*Your task*
For this exercise, return all the data exactly as it stands.

*Extracted records*
[Start of section]

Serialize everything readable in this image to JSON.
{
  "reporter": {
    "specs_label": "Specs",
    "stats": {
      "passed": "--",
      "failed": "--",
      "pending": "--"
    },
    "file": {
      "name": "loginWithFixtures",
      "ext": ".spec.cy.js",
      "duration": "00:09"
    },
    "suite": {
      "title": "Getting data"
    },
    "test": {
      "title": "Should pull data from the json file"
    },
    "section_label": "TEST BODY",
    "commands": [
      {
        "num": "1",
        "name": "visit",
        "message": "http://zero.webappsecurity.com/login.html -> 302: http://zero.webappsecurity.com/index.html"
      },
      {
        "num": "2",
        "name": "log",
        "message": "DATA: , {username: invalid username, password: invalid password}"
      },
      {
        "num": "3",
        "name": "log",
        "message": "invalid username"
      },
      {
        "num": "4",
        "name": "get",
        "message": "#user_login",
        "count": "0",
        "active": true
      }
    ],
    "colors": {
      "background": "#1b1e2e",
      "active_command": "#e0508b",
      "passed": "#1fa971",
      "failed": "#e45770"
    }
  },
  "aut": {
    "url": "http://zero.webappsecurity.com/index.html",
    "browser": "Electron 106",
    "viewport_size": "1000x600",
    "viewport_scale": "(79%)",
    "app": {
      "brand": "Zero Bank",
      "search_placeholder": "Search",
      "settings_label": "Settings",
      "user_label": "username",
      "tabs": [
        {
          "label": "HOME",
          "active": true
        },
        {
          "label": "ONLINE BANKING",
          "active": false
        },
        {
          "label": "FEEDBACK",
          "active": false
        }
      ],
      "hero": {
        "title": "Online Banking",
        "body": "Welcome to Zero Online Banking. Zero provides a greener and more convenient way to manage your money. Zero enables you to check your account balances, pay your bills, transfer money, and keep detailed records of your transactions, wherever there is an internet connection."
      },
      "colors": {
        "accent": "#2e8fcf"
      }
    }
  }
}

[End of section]

*Result for this task*
Serialize everything readable in this image to JSON.
{
  "reporter": {
    "specs_label": "Specs",
    "stats": {
      "passed": "--",
      "failed": "--",
      "pending": "--"
    },
    "file": {
      "name": "loginWithFixtures",
      "ext": ".spec.cy.js",
      "duration": "00:09"
    },
    "suite": {
      "title": "Getting data"
    },
    "test": {
      "title": "Should pull data from the json file"
    },
    "section_label": "TEST BODY",
    "commands": [
      {
        "num": "1",
        "name": "visit",
        "message": "http://zero.webappsecurity.com/login.html -> 302: http://zero.webappsecurity.com/index.html"
      },
      {
        "num": "2",
        "name": "log",
        "message": "DATA: , {username: invalid username, password: invalid password}"
      },
      {
        "num": "3",
        "name": "log",
        "message": "invalid username"
      },
      {
        "num": "4",
        "name": "get",
        "message": "#user_login",
        "count": "0",
        "active": true
      }
    ],
    "colors": {
      "background": "#1b1e2e",
      "active_command": "#e0508b",
      "passed": "#1fa971",
      "failed": "#e45770"
    }
  },
  "aut": {
    "url": "http://zero.webappsecurity.com/index.html",
    "browser": "Electron 106",
    "viewport_size": "1000x600",
    "viewport_scale": "(79%)",
    "app": {
      "brand": "Zero Bank",
      "search_placeholder": "Search",
      "settings_label": "Settings",
      "user_label": "username",
      "tabs": [
        {
          "label": "HOME",
          "active": true
        },
        {
          "label": "ONLINE BANKING",
          "active": false
        },
        {
          "label": "FEEDBACK",
          "active": false
        }
      ],
      "hero": {
        "title": "Online Banking",
        "body": "Welcome to Zero Online Banking. Zero provides a greener and more convenient way to manage your money. Zero enables you to check your account balances, pay your bills, transfer money, and keep detailed records of your transactions, wherever there is an internet connection."
      },
      "colors": {
        "accent": "#2e8fcf"
      }
    }
  }
}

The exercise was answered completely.